Which lines of the data below hold "title"? Copy each of them.

****

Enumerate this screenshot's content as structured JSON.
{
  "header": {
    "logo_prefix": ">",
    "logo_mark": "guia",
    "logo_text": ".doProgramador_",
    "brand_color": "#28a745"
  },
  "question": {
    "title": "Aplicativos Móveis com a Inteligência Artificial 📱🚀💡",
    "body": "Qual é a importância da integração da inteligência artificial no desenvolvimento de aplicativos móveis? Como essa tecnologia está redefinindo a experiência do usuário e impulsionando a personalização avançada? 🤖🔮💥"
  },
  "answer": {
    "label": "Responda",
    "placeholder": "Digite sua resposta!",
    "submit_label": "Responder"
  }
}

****

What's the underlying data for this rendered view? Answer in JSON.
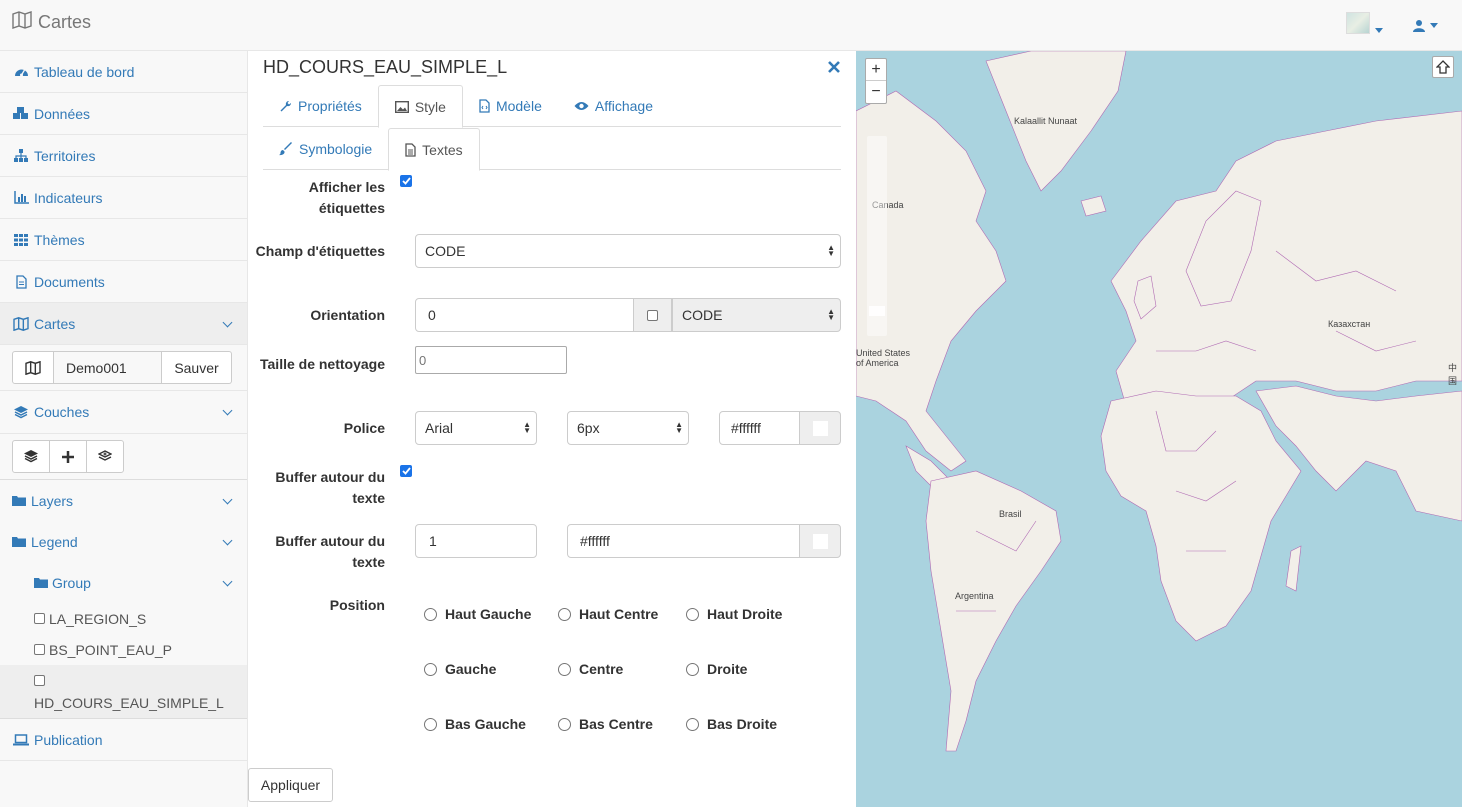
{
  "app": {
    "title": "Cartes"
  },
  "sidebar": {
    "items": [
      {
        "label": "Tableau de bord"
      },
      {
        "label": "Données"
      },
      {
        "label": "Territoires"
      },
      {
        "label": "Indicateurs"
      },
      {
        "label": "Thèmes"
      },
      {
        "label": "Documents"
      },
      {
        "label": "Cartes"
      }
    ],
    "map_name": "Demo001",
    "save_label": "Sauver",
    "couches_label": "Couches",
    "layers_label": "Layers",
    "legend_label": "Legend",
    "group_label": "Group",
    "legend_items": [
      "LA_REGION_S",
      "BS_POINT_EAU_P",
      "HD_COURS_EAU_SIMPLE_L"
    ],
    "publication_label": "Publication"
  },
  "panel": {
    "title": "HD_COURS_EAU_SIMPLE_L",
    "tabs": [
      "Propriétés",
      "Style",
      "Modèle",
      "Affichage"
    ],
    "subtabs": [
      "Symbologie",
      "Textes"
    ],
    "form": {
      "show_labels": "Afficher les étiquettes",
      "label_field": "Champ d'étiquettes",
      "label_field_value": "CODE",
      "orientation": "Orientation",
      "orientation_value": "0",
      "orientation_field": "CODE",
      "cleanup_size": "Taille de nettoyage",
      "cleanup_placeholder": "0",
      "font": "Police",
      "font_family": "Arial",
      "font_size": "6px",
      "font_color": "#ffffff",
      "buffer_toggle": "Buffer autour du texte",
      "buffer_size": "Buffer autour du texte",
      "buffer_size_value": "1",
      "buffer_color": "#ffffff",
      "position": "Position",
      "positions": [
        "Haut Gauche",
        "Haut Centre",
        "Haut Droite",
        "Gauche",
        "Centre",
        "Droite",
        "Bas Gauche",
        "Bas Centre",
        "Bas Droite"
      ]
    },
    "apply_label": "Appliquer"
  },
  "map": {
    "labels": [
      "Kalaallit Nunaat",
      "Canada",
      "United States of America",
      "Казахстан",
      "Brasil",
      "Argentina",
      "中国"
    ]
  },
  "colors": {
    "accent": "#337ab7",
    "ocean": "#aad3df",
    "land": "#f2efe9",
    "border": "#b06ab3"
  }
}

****

YOUR RESPONSE:
    "title": "Aplicativos Móveis com a Inteligência Artificial 📱🚀💡",
    "title": "Cartes"
    "title": "HD_COURS_EAU_SIMPLE_L",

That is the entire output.